MFA Identifies Hack of the Century
Businesses around the world are discovering that it’s the little things that get you, especially when it comes to securing business in the digital realm. From the innocent mistakes of human error and password management to mitigating targeted attacks and hacks, multi-factor authentication (MFA) is a security must for every organization.
So why don’t more tech leaders insist on using it to the fullest extent? Yes, we all feel as if those extra steps are annoying when you just want to log in and check email, but it’s better than adding months of post-breach work, losing weeks of sleep or having to explain an avoidable crisis to your Board of Directors. In fact, a study from the University of Maryland Clark School shows a breach happens every 39 seconds. With that sobering statistic, it’s crucial to consider the benefits of MFA. Such as the fact that you can still protect accounts even when usernames and passwords are exposed. MFA helps prevent lateral movement and privilege escalation when additional accounts are leveraged and is one of the most basic steps companies can take to add an extremely effective layer of protection.

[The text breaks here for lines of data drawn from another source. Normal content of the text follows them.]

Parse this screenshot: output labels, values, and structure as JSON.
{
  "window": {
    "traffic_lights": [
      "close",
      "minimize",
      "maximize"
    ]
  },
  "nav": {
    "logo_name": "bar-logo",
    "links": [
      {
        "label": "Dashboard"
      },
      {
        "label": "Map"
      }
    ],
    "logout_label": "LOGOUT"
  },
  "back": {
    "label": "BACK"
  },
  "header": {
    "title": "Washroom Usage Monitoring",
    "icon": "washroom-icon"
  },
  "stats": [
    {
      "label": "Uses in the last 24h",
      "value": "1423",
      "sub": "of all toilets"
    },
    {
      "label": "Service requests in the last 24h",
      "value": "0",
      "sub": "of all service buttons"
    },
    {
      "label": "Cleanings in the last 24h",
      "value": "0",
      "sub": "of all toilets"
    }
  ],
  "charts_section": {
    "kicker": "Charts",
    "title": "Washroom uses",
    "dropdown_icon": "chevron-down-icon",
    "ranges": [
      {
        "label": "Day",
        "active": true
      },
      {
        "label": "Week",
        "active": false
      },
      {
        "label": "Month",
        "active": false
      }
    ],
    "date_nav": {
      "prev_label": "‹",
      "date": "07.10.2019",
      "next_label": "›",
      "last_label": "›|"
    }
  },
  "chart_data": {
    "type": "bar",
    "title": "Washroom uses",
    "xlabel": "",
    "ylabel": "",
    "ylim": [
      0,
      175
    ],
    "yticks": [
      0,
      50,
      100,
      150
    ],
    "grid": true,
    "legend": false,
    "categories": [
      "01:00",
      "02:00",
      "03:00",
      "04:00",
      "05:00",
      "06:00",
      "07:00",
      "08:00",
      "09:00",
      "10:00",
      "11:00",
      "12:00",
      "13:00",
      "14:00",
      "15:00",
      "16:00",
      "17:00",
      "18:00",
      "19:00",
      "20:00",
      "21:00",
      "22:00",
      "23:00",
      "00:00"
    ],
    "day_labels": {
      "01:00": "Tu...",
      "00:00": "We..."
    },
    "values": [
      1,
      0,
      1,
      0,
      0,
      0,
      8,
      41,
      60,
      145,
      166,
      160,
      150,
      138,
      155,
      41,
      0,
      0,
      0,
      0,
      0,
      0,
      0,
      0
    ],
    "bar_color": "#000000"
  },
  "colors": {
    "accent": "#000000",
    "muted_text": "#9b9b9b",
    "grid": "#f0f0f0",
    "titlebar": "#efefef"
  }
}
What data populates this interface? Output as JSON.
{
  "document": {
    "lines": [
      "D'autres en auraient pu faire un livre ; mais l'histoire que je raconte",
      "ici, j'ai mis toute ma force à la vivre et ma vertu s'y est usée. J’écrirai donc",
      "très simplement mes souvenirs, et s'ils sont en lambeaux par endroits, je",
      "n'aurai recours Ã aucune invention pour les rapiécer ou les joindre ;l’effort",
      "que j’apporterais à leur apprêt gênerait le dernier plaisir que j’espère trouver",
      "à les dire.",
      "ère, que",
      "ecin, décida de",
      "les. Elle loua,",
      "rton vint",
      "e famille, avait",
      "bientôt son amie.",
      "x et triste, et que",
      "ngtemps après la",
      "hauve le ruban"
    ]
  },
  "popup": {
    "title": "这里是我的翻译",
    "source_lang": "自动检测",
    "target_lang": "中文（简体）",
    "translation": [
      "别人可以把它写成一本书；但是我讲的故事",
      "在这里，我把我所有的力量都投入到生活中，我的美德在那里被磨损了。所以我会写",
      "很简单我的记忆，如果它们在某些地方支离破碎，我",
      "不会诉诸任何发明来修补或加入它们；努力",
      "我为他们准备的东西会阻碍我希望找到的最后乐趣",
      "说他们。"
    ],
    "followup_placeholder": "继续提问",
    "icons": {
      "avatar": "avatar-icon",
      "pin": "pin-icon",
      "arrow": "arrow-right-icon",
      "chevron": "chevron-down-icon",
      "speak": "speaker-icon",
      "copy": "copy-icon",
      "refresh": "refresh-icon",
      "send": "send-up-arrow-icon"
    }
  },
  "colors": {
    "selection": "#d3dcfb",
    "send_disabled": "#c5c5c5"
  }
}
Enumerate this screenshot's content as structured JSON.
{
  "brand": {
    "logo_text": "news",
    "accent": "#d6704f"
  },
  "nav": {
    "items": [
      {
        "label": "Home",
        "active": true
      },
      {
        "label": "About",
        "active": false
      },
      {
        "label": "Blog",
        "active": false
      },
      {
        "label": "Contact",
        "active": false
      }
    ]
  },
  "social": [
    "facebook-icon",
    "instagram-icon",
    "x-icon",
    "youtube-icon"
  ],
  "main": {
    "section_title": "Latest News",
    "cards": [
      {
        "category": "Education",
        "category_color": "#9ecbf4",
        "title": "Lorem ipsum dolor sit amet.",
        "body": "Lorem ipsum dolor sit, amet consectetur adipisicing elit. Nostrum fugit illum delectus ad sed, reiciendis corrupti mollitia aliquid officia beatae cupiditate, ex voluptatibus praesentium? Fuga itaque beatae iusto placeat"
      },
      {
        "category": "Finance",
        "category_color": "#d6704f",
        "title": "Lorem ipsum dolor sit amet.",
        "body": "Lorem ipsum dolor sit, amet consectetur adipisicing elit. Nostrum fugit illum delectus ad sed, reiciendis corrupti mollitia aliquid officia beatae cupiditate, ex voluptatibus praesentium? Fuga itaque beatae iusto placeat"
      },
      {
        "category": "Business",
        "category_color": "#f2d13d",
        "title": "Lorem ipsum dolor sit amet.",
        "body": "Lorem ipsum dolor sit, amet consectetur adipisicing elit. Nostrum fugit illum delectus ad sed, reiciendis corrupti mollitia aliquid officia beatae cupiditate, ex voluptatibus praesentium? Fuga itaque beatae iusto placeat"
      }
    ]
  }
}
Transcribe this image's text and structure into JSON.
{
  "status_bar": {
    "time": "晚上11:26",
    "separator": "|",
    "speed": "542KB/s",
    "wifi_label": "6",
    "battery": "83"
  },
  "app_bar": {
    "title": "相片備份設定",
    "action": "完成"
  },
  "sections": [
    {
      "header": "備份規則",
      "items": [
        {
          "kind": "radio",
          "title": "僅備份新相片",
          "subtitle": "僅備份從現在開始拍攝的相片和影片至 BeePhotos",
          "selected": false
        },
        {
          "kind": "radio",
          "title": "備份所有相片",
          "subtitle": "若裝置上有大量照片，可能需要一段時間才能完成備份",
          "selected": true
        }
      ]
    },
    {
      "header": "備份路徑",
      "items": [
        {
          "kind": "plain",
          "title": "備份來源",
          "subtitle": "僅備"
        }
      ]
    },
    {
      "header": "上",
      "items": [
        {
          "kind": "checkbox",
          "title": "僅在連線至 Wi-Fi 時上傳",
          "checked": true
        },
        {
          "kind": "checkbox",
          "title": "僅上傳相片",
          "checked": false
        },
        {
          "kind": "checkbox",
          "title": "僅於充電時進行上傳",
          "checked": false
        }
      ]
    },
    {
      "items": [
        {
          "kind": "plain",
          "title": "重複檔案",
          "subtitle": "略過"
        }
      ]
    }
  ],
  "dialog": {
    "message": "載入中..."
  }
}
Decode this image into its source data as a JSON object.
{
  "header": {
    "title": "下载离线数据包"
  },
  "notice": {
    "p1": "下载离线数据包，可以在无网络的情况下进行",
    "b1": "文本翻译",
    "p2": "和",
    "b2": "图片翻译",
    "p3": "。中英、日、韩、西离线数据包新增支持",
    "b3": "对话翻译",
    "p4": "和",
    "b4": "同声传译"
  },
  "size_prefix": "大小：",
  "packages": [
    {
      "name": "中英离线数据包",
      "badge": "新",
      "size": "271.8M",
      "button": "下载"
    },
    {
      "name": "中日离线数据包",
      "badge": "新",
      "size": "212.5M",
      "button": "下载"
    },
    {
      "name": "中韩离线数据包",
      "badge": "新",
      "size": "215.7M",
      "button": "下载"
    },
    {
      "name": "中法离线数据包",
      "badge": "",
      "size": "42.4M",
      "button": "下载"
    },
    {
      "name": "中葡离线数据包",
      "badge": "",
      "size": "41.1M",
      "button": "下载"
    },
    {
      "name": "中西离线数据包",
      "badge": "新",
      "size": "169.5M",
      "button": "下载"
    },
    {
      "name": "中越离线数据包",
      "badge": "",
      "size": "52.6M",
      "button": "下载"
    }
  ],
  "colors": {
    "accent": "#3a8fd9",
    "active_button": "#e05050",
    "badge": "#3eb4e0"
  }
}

MFA Identifies Hack of the Century
If setup correctly, MFA is one of the most effective security controls there is. Think about one of the biggest cybersecurity hacks of the 21st century – SolarWinds. Using a method known as a supply chain attack, hackers inserted malicious code into the Orion Software (developed by SolarWinds), which was then downloaded to customers as a software patch. This provided a backdoor into customer networks allowing bad actors to establish command and control, install even more malware and start covert reconnaissance looking for breach treasures. The now infamous security breach (aka SUNBURST) was detected by FireEye’s Mandiant Solutions, which identified the presence of bad actors trying to install a new device to a user’s MFA profile. But thanks to basic controls, and consistent monitoring of MFA, they were able to detect that the new device trying to connect via MFA was not a current user. This finding by Mandiant exposed the trojan that, during a period of 8-10 months, had been injected as malware into routine software updates that went out to as many as 18,000 government entities and Fortune 500 companies that were clients of SolarWinds.
The SolarWinds hack will continue to reverberate from command rooms to board rooms for the foreseeable future. It also will usher in broad change across the cybersecurity landscape as industries scramble to devise new methods to detect and stop attacks before they happen. Government agencies and organizations alike are learning that firewalls are grossly deficient. You must consistently and methodically hunt down vulnerabilities, plug the holes or create a traps for hackers.
Where Should You Start?
As the quiet hero of the ongoing SolarWinds drama, MFA is here to stay -- at least in our current digital reality, maybe the next tech transformation era will change that. Until then, it is crucial that companies and their technology and security teams understand the seven core components every cybersecurity program needs, then enhance with the trust and confirm approach to improve security posture.
Security breaches are going to continue, with MicroSoft being the latest headline. With that in mind, it's never been a better time to review your security controls, MFA deployment, put a monitoring schedule in place and understand the impact to your overall risk. We are here to help, so contact us today!